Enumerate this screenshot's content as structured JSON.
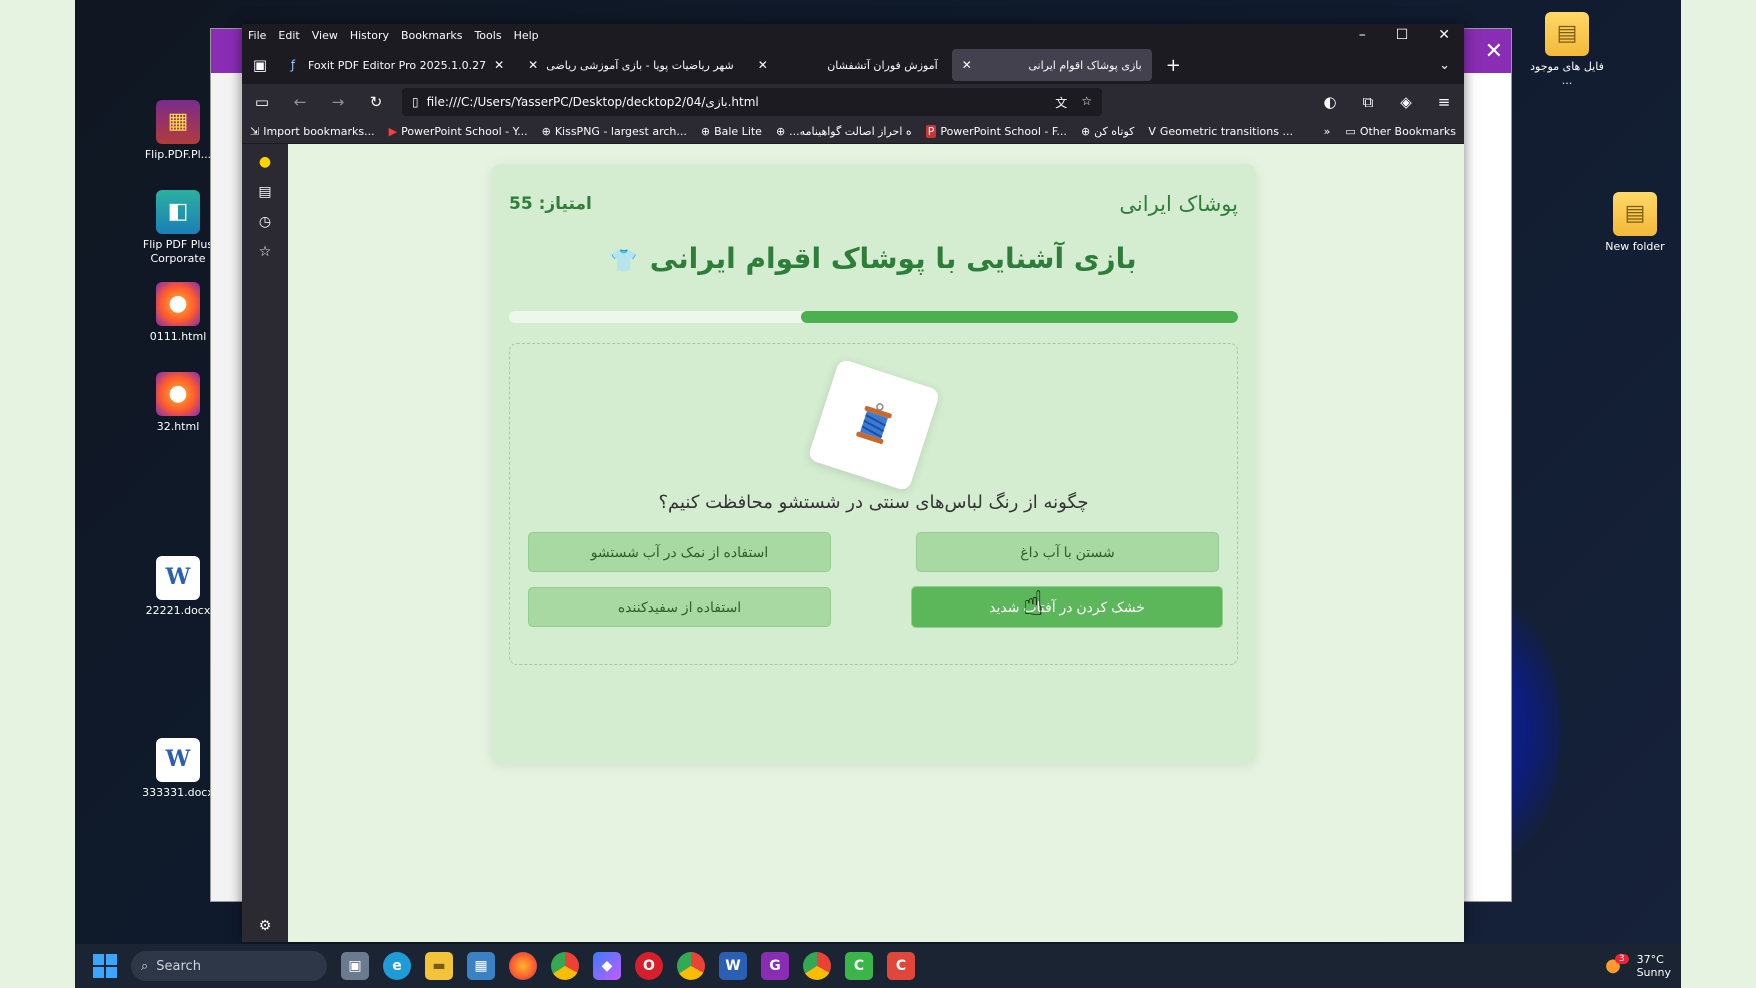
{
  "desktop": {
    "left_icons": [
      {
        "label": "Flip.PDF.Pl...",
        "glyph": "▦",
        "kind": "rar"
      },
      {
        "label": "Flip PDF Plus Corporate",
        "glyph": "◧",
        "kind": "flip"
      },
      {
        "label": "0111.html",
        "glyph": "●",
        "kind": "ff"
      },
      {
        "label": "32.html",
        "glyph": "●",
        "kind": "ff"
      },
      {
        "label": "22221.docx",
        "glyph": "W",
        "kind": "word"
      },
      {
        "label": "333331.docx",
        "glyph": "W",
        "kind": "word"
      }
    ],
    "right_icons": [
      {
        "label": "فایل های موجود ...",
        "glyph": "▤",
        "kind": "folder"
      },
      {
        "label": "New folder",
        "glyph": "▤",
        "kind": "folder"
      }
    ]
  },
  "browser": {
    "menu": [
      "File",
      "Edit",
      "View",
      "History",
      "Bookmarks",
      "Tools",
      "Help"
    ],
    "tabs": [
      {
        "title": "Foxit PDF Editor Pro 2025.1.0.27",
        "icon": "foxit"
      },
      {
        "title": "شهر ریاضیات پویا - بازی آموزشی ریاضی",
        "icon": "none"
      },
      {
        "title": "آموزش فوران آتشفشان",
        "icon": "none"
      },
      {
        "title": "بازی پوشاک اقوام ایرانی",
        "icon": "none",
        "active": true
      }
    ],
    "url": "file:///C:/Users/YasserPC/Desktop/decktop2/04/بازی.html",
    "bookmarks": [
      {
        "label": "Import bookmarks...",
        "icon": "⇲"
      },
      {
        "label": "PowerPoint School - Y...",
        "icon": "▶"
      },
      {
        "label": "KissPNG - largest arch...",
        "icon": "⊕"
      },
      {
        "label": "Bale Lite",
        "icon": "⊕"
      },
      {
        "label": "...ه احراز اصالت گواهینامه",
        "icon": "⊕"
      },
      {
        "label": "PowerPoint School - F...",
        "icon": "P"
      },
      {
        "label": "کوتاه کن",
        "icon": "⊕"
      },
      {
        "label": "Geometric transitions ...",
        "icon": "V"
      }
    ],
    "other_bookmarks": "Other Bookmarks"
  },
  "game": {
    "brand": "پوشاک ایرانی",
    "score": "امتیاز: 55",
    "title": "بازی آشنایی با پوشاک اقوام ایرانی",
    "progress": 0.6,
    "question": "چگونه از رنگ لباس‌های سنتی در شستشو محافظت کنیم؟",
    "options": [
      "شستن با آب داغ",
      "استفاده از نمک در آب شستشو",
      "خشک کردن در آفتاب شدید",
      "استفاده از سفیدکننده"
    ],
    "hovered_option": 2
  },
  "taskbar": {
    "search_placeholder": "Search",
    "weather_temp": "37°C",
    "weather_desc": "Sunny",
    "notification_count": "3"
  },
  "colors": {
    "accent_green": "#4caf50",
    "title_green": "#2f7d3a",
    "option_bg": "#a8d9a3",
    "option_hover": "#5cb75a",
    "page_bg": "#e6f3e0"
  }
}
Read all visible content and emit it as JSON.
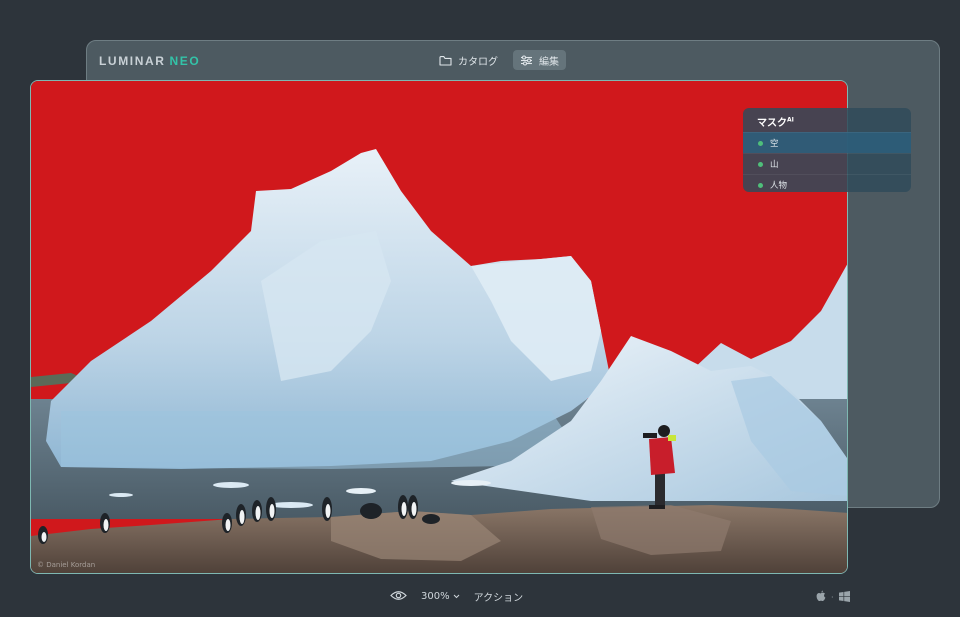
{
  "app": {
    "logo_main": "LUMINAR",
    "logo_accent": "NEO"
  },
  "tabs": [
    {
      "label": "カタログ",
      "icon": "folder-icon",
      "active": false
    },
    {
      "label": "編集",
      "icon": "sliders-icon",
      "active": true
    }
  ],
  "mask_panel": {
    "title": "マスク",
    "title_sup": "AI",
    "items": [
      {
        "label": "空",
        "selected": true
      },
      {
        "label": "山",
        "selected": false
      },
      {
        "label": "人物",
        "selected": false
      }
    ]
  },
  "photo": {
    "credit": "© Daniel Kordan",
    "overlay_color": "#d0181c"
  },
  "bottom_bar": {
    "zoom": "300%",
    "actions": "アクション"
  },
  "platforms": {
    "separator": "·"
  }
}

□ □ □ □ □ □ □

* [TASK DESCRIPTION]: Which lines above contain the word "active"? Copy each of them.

* [SOLUTION FOR THIS TASK]:
        "active": true
      "active": false
      "active": true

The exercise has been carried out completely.